“I have been the PI (Principal Investigator) at Siemens to explore imaging modalities for cell diagnostics. In two publications my team could demonstrate that leukocyte differentiation does not require any sample preparation. In fact, the contrast of untouched leukocytes with our customized Ovizio microscope is high enough to discriminate a large variety of benign and malign cells which allowed us to even discriminate leukemia. The data quality is high enough that automated analysis of pathological conditions can be envisioned.“

According to you, what are the key benefits of the technology? And what were the challenges you have faced during integration?

“Critical for any clinical application is robustness of the method. With Ovizio’s setup, we learned that phase microscopy can be very reliable. Furthermore, workflow integration for a reference database remains challenging for a translational project.  Such an effort requires access to thousands of clinical samples and close cooperation between engineering and clinicians. Such an environment is offered by TranslaTUM which was also the main motivation to move to TU Munich.”

According to your experience, what would be the next step for Ovizio? How could we further improve the technology? What other benefit would you be looking for?

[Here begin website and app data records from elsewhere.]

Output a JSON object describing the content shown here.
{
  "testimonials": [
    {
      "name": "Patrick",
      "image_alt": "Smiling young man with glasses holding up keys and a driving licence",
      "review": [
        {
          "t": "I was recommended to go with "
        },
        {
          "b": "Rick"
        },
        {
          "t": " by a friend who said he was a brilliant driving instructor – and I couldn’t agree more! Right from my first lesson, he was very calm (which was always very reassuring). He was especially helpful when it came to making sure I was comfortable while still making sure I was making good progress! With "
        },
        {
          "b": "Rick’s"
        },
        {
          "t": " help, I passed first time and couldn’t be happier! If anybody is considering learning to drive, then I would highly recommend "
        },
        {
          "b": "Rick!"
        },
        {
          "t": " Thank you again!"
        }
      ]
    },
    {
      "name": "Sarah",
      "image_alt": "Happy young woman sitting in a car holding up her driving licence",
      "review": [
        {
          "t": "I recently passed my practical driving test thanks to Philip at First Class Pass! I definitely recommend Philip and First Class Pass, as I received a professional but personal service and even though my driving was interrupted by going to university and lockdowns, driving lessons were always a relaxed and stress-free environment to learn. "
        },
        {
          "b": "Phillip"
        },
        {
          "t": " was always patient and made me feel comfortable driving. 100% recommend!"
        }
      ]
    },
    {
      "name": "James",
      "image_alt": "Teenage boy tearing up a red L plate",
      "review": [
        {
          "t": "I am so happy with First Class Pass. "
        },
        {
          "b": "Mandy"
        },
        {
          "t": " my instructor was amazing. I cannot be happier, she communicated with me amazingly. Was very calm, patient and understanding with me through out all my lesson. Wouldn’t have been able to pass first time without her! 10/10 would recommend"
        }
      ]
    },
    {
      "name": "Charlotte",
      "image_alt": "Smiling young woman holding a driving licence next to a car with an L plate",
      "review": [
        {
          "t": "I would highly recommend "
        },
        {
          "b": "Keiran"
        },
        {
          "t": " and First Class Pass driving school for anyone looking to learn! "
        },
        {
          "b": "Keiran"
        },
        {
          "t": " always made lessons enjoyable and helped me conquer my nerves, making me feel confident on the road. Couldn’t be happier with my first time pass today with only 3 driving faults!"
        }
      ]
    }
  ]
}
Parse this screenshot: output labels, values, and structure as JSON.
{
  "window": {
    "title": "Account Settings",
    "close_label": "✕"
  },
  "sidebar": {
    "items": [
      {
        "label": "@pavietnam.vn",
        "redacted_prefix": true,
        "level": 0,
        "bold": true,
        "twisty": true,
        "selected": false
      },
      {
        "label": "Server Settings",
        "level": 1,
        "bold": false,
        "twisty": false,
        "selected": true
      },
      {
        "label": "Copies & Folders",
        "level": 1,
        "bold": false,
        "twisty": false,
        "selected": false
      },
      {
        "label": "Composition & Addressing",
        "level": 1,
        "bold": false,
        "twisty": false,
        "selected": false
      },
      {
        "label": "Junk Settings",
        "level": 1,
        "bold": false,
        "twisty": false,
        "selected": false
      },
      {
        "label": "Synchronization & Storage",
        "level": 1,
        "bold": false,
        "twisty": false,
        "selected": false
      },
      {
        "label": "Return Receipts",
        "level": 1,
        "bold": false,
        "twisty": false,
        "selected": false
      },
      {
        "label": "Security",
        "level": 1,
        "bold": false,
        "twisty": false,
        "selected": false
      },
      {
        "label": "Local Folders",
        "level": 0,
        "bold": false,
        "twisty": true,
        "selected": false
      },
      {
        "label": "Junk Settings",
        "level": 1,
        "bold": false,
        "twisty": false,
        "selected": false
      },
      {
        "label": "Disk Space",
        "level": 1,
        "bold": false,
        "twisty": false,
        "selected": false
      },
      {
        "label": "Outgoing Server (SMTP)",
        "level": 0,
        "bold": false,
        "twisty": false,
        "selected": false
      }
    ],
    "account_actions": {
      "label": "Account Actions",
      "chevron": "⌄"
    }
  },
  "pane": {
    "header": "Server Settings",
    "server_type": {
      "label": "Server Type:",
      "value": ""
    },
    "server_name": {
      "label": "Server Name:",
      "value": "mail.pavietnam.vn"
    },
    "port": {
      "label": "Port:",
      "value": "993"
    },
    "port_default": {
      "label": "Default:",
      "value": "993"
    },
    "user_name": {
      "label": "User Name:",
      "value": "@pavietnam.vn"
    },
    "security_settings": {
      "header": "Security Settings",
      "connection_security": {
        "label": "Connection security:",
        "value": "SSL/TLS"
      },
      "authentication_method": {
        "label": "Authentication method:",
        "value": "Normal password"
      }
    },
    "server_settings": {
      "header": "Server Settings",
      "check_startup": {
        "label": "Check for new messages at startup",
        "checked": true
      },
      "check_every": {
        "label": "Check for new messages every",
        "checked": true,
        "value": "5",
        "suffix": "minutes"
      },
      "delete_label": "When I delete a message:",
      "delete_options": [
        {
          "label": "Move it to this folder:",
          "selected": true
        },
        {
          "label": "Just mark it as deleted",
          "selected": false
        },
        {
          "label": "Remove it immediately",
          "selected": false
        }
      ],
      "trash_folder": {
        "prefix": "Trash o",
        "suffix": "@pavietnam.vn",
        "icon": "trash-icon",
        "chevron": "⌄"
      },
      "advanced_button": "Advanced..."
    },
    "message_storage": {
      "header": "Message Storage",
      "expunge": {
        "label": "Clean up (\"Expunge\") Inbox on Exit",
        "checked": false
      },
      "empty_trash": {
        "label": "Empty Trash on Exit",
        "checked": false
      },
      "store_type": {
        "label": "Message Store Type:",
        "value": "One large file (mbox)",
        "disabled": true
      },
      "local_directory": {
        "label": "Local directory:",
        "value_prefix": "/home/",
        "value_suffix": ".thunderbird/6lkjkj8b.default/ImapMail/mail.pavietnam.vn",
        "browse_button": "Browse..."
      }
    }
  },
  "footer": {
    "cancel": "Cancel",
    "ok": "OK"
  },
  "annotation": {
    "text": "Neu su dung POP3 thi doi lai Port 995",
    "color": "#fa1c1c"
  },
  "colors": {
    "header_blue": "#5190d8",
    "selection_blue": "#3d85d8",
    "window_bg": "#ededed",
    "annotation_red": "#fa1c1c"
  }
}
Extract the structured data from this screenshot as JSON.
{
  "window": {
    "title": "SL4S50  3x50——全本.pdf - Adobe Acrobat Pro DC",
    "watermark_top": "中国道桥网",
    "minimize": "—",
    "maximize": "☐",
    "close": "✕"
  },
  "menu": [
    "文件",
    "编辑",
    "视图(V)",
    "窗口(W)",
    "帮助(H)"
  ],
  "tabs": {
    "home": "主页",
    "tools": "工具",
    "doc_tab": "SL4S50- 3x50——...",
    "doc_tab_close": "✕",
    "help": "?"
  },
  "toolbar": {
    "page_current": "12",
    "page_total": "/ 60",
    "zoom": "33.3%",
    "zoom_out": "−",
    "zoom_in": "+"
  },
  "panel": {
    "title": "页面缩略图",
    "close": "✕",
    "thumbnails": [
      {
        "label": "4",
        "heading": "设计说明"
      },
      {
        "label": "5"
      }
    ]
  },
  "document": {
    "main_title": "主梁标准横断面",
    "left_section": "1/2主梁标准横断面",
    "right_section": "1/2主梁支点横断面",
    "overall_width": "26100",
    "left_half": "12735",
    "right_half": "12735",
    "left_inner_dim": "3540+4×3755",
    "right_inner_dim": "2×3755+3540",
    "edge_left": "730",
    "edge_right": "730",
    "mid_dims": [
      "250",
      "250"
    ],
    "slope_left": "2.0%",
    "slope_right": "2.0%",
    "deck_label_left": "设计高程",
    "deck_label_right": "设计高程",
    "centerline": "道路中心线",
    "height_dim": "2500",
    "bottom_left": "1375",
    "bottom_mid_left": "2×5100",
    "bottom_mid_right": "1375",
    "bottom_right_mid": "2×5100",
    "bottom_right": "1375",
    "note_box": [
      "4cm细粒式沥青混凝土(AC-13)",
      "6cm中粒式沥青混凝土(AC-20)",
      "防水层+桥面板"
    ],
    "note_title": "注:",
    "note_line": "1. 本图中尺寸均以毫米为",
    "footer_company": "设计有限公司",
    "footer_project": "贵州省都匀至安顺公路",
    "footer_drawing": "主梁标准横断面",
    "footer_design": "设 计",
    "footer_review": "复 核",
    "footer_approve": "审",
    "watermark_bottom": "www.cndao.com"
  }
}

“Every team with a platform technology faces the same challenges in identifying and prioritizing the right market segment to focus on. I believe stand-alone microscopes are probably less attractive due to market forces. Ovizio is a rising star with a passionate team and a first unique product for bioreactor control moving its portfolio beyond traditional markets. I believe Ovizio still has time to learn what value chain share matches and which apps and workflows make a true difference. Obviously, image analytics is one asset. The problem is how to get to high-quality data with content information. For the MedTech industry, such a scenario requires close public-private partnership which could be beneficial for engineering and clinical utility.”